A disability could put you at a disadvantage compared to your co-workers or fellow job applicants. The law requires employers to make reasonable accommodations for disabled employees to level the playing field.
A reasonable accommodation is a relatively minor change that your employer can make so that you can perform your job adequately. While there are rare situations in which an employer can refuse to make a reasonable accommodation, he or she cannot just ignore your request.
What are examples of reasonable accommodations?
According to the Equal Employment Opportunity Commission, a few examples of reasonable accommodations that you may request from your employer include:
- Reassigning you to an equal position if you can no longer do your existing job
- Modifying your schedule to work fewer hours, take more breaks, etc.
- Providing more unpaid leave
- Restructuring a job
How do you request reasonable accommodations?
There is no need for a formal process to request a reasonable accommodation. You do not need to make the request in writing or use any legal terminology. Your employer should reply promptly to your request and work with you to find accommodation that meets your needs.
Your employer does not need to provide you with the exact accommodation you request.
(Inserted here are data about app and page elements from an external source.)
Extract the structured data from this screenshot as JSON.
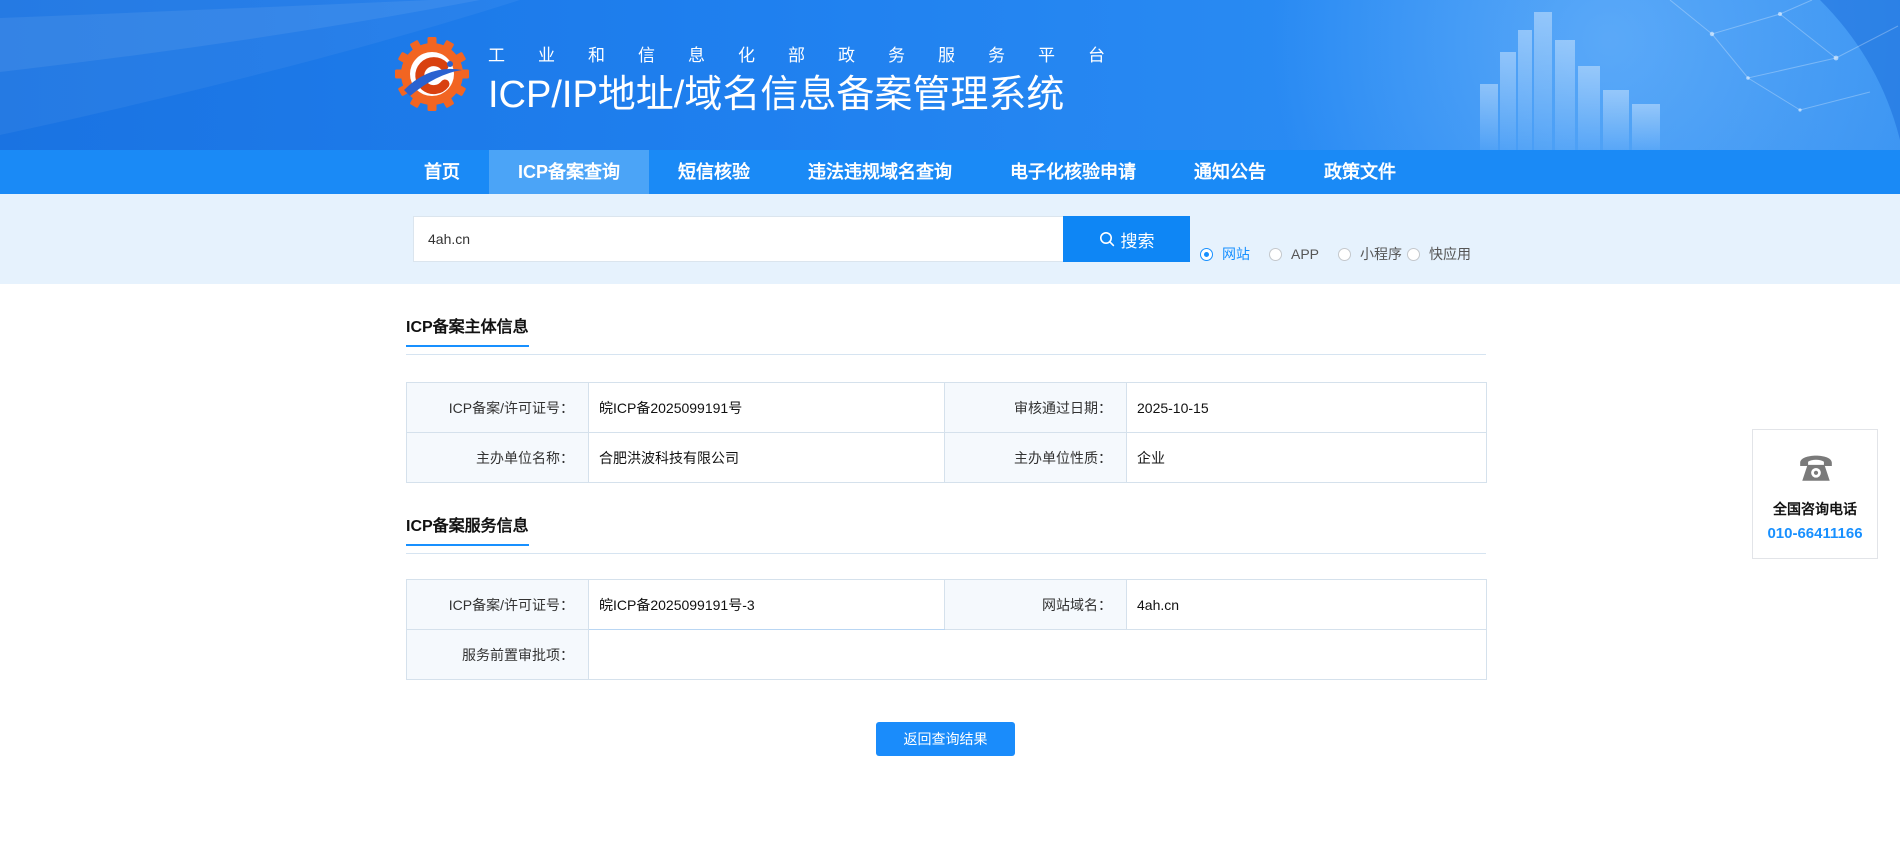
{
  "header": {
    "logo_icon": "gear-emblem-logo",
    "subtitle": "工业和信息化部政务服务平台",
    "title": "ICP/IP地址/域名信息备案管理系统"
  },
  "nav": {
    "items": [
      {
        "label": "首页",
        "active": false
      },
      {
        "label": "ICP备案查询",
        "active": true
      },
      {
        "label": "短信核验",
        "active": false
      },
      {
        "label": "违法违规域名查询",
        "active": false
      },
      {
        "label": "电子化核验申请",
        "active": false
      },
      {
        "label": "通知公告",
        "active": false
      },
      {
        "label": "政策文件",
        "active": false
      }
    ]
  },
  "search": {
    "value": "4ah.cn",
    "button_label": "搜索",
    "button_icon": "search-icon",
    "types": [
      {
        "label": "网站",
        "selected": true
      },
      {
        "label": "APP",
        "selected": false
      },
      {
        "label": "小程序",
        "selected": false
      },
      {
        "label": "快应用",
        "selected": false
      }
    ]
  },
  "subject_info": {
    "title": "ICP备案主体信息",
    "fields": [
      {
        "label": "ICP备案/许可证号：",
        "value": "皖ICP备2025099191号"
      },
      {
        "label": "审核通过日期：",
        "value": "2025-10-15"
      },
      {
        "label": "主办单位名称：",
        "value": "合肥洪波科技有限公司"
      },
      {
        "label": "主办单位性质：",
        "value": "企业"
      }
    ]
  },
  "service_info": {
    "title": "ICP备案服务信息",
    "fields": [
      {
        "label": "ICP备案/许可证号：",
        "value": "皖ICP备2025099191号-3"
      },
      {
        "label": "网站域名：",
        "value": "4ah.cn"
      },
      {
        "label": "服务前置审批项：",
        "value": ""
      }
    ]
  },
  "actions": {
    "back_label": "返回查询结果"
  },
  "hotline": {
    "icon": "phone-icon",
    "label": "全国咨询电话",
    "number": "010-66411166"
  },
  "colors": {
    "brand_blue": "#1890ff",
    "nav_bg": "#1a8af6",
    "nav_active_bg": "#4ba4f7",
    "search_band_bg": "#e6f2fd",
    "button_blue": "#0e86f5",
    "hotline_blue": "#1890ff",
    "logo_orange": "#f26522"
  }
}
However, he or she should provide one that is equally as effective.
When can an employer deny a request for a reasonable accommodation?
The law allows your employer to deny a reasonable accommodation if it would impose an undue hardship. In most cases, an undue hardship refers to an accommodation that would be too expensive for the employer to afford. Other examples of undue hardship include fundamentally altering the operation of the business or causing disruption to the other employees.
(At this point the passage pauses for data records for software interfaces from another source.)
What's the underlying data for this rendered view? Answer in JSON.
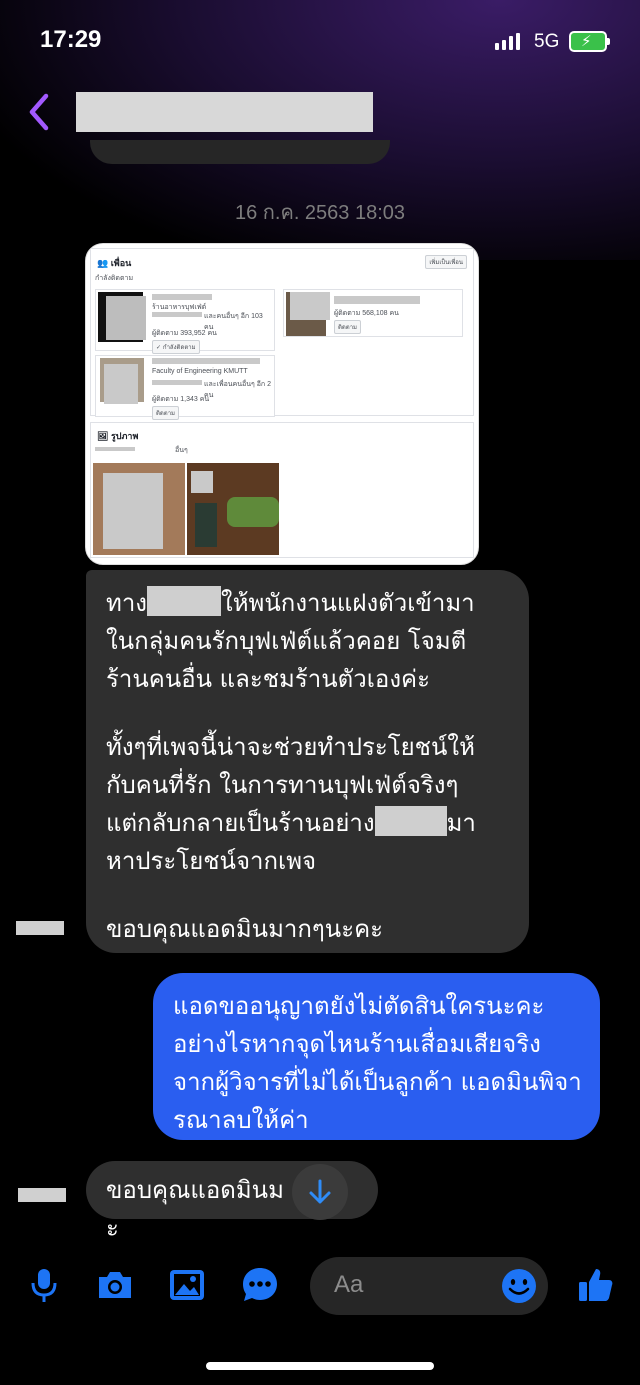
{
  "status_bar": {
    "time": "17:29",
    "network": "5G"
  },
  "header": {
    "contact_name": ""
  },
  "thread": {
    "timestamp": "16 ก.ค. 2563 18:03",
    "attachment": {
      "friends_title": "เพื่อน",
      "following_label": "กำลังติดตาม",
      "add_friend": "เพิ่มเป็นเพื่อน",
      "photos_title": "รูปภาพ",
      "follow_btn": "ติดตาม",
      "following_btn": "✓ กำลังติดตาม",
      "card2_line1": "Faculty of Engineering KMUTT",
      "card1_sub": "ร้านอาหารบุฟเฟ่ต์",
      "card1_mutual": "และคนอื่นๆ อีก 103 คน",
      "card1_followers": "ผู้ติดตาม 393,952 คน",
      "card3_followers": "ผู้ติดตาม 568,108 คน",
      "card2_mutual": "และเพื่อนคนอื่นๆ อีก 2 คน",
      "card2_followers": "ผู้ติดตาม 1,343 คน",
      "photos_other": "อื่นๆ"
    },
    "incoming_1": {
      "line1_a": "ทาง",
      "line1_b": "ให้พนักงานแฝงตัวเข้ามา",
      "line2": "ในกลุ่มคนรักบุฟเฟ่ต์แล้วคอย โจมตี",
      "line3": "ร้านคนอื่น และชมร้านตัวเองค่ะ",
      "line4": "ทั้งๆที่เพจนี้น่าจะช่วยทำประโยชน์ให้",
      "line5": "กับคนที่รัก ในการทานบุฟเฟ่ต์จริงๆ",
      "line6_a": "แต่กลับกลายเป็นร้านอย่าง",
      "line6_b": "มา",
      "line7": "หาประโยชน์จากเพจ",
      "line8": "ขอบคุณแอดมินมากๆนะคะ"
    },
    "outgoing_1": {
      "text": "แอดขออนุญาตยังไม่ตัดสินใครนะคะ อย่างไรหากจุดไหนร้านเสื่อมเสียจริง จากผู้วิจารที่ไม่ได้เป็นลูกค้า แอดมินพิจารณาลบให้ค่า"
    },
    "incoming_2": {
      "text": "ขอบคุณแอดมินม",
      "tail": "ะ"
    }
  },
  "composer": {
    "placeholder": "Aa"
  },
  "colors": {
    "accent": "#2a5ef0",
    "icon_blue": "#1d74f5",
    "back_purple": "#a259ff"
  }
}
However, your employer cannot claim undue hardship for a reasonable accommodation based on its effect on the morale of the other employees, nor on the prejudices and fears of employees or customers. There is also no exemption from reasonable accommodation merely because your employer owns a small business.